Pam Harris, secretary of the FHS outlines how the Society encourages the collection of Fremantle’s History by working closely with the Fremantle History Centre at the Fremantle City Library. She acknowledges that since the demise of the Fremantle social history museum there is a need for a history museum in Fremantle. Currently there is no dedicated history collections on display other than those associated with maritime (WA Maritime Museum) and military heritage (Army Museum of WA). Conversations are in progress around a community history space within the New Museum for WA (scheduled to reopen in 2020).

In 2012, the Society inherited the archive of the Fremantle based Deckchair Theatre (an outstanding contemporary Australian theatre group operating for 30 years). The collection covers a range of formats e.g. video tapes, scripts and publicity materials. The Society took on the challenge of organising and the archive obtaining, a community heritage grant to undertake a significance assessment. The intention once the resources are fully archived is to pass them on to the State Library.


Left: contributors and editors celebrating the launch of Fremantle Studies: Michelle McKeough, Steve Errington and Bob Reece (back row); Anne Brake & Pam Harris (middle row); Dr Lenore Layman and Alan Pearson (front), photo: Jon Strachan. Right: front cover of Fremantle Studies, volume 9.

The Society is particularly proud of its publishing achievements and outreach. Fremantle Studies, established in 1999, is a biennial scholarly non-refereed journal, which receives papers from academic historians as well as writers from the GLAM sector and members of the community. The journal has been indexed and is available online.

A newsletter published quarterly is distributed to members and available on the Society website. The newsletter includes articles about Fremantle history and heritage and reflects an engagement with other organisations and their affiliation with the Royal Western Australian Historical Society. In 2005 the Society hosted the annual State Conference of Affiliated Societies and in 2013 they were recognised with the Fremantle’s Spirit of Heritage Award for the publication of 70 newsletters to that date.

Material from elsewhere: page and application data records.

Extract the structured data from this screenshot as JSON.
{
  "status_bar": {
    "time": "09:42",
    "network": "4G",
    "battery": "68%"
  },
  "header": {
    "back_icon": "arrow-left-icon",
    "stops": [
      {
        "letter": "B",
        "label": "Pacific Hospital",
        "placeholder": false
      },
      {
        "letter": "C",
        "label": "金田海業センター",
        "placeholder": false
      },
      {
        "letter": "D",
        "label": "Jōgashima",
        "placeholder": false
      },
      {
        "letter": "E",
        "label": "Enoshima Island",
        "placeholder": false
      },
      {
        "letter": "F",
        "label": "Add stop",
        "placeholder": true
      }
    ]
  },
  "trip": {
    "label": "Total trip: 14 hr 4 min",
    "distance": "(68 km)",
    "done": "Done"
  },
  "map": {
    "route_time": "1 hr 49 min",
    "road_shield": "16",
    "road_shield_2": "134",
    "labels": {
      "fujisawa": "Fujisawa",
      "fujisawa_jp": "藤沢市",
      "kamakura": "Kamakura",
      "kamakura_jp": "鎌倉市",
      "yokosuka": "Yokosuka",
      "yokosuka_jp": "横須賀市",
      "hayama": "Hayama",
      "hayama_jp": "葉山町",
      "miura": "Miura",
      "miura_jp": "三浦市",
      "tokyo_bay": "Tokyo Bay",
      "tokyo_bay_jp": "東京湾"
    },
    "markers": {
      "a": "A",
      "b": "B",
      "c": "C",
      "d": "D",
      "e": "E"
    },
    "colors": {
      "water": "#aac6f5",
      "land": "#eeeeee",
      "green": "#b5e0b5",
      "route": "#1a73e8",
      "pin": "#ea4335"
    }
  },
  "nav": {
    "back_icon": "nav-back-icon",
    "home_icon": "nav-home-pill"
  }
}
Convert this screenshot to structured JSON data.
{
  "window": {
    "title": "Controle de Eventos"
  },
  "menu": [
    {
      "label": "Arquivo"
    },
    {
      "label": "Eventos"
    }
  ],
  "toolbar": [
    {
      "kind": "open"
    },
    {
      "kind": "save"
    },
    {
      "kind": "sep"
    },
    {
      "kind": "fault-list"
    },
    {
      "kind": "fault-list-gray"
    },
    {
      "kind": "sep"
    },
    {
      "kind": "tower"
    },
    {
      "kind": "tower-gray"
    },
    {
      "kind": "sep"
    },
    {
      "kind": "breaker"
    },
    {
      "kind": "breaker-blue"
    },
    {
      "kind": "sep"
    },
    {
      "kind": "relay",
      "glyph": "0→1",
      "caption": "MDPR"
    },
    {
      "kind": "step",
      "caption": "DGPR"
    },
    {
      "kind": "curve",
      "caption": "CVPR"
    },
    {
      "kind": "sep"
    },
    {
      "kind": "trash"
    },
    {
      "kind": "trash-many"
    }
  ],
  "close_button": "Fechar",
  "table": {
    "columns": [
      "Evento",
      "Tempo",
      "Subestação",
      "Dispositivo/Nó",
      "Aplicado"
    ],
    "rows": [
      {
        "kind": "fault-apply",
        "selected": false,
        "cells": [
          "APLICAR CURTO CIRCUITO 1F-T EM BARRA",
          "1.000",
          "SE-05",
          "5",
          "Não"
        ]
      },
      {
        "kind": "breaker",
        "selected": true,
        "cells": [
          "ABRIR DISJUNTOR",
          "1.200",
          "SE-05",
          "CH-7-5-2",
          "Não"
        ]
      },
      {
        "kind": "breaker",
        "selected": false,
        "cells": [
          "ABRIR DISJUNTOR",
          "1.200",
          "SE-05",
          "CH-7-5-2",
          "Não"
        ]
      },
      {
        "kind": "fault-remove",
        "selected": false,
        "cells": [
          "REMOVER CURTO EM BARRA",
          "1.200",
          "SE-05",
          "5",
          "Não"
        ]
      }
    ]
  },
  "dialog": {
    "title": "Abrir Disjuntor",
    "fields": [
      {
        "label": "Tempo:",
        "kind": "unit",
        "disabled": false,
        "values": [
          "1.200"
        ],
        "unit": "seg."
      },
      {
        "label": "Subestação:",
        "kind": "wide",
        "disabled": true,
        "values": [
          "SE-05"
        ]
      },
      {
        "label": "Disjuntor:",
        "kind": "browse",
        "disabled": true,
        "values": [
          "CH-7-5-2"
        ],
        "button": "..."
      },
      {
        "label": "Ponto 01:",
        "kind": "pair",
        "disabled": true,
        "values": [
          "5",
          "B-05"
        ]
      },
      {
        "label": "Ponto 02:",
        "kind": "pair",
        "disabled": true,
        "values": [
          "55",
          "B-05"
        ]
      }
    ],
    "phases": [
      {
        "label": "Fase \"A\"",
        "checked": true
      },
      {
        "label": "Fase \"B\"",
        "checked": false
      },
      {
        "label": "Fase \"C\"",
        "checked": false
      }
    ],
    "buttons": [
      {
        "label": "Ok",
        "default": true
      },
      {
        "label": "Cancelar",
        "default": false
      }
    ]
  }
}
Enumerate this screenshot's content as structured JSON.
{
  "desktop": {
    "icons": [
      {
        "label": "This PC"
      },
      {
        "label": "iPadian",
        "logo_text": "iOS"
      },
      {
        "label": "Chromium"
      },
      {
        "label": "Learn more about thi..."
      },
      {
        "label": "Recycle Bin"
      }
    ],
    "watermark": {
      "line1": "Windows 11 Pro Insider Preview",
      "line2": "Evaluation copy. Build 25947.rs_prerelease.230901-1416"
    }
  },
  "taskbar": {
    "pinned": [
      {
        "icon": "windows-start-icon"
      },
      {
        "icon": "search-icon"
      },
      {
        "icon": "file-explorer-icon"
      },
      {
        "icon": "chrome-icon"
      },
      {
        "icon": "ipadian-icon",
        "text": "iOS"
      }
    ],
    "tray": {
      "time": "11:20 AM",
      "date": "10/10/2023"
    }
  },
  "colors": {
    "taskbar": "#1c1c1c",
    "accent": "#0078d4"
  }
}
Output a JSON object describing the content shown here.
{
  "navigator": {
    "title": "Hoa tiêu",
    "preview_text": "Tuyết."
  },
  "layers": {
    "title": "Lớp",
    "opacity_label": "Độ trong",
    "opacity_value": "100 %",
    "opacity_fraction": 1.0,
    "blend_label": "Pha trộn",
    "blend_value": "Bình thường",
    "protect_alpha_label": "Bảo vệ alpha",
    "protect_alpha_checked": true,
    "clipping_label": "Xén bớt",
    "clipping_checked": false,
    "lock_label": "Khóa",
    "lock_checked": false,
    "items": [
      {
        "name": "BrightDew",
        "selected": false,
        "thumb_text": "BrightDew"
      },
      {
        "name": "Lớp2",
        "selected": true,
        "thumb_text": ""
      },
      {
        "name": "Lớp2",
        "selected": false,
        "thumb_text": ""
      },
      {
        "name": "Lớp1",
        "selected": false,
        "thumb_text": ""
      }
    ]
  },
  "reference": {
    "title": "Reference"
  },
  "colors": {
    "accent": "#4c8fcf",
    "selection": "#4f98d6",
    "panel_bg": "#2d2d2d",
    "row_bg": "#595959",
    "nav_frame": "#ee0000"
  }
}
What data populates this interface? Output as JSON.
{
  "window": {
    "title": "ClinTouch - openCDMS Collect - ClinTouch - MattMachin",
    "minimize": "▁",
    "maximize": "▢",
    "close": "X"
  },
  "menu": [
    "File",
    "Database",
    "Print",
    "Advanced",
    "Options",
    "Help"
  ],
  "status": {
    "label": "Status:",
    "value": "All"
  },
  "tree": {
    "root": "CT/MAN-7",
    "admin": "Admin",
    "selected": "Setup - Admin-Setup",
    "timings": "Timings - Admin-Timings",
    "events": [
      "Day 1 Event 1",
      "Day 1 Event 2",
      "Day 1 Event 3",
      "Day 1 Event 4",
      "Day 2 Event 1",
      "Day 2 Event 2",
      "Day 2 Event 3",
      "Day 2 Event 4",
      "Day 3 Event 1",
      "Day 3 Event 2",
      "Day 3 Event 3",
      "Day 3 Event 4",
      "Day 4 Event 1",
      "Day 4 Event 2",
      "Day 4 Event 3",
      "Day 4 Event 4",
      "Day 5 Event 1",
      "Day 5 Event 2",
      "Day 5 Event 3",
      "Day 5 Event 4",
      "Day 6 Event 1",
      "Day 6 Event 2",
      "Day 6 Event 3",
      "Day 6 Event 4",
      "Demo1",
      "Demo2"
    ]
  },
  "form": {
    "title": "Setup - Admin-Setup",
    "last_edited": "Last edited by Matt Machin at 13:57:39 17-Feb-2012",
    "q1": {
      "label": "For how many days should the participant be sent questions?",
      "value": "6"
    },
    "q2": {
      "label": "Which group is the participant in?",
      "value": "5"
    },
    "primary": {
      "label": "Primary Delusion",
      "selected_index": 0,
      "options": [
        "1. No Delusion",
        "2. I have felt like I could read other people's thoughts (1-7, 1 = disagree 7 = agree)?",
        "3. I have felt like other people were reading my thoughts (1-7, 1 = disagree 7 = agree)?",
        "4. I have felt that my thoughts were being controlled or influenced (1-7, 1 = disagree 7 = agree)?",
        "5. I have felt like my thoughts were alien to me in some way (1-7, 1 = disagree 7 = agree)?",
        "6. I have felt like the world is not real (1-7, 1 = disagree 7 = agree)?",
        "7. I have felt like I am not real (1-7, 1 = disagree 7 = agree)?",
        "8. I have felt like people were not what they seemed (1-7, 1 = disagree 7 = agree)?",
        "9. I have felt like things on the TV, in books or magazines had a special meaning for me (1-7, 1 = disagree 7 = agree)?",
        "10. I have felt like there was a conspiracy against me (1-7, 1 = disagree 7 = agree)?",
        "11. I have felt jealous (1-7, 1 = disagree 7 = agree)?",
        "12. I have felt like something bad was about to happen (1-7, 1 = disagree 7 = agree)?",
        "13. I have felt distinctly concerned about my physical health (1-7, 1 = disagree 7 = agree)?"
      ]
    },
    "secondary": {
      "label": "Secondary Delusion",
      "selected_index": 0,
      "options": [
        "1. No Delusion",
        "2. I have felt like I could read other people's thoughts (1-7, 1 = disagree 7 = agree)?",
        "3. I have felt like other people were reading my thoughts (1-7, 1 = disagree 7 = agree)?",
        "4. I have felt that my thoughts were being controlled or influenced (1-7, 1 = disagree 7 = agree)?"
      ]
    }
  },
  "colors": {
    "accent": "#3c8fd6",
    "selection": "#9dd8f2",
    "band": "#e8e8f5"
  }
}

A Facebook page and blog (website) are used to spread information about the Society’s activities from which they regularly receive enquiries about local history.

The Society also runs an annual Studies Day where research papers are presented and later published in the Fremantle Studies journal. The 2018 event to be held on 28 October marks the anniversary of the end of fighting in the First World War and will focus on the implications of the First World War for the town of Fremantle.

As one of the challenges is getting younger people involved, the Society offers a Research Scholarship to inspire new researchers to contribute to knowledge of the history and heritage of Fremantle. The Biennial Fremantle History Research Scholarship is valued at $2,000 and has successfully encouraged new, high quality research from local historians, community members and undergraduate and post-graduate students.

Another challenge mentioned by Pam is for people to undertake the varied tasks of the Fremantle History Society. There is a push at the AGM to co-opt people onto the committee and create sub-committees for the varied tasks. Society activity is mainly supported through membership with an occasional grant to help with publishing activities and local business sponsorship for the research scholarship.


Sources: the Fremantle History Society website, interview with Secretary of the Fremantle History Society, Pam Harris, and report from Bob Reece, 'The Fremantle History Society, 1994-2014', published in Fremantle Studies, 9: 79-87.

Garry Gillard | New: 12 October, 2018 | Now: 14 November, 2018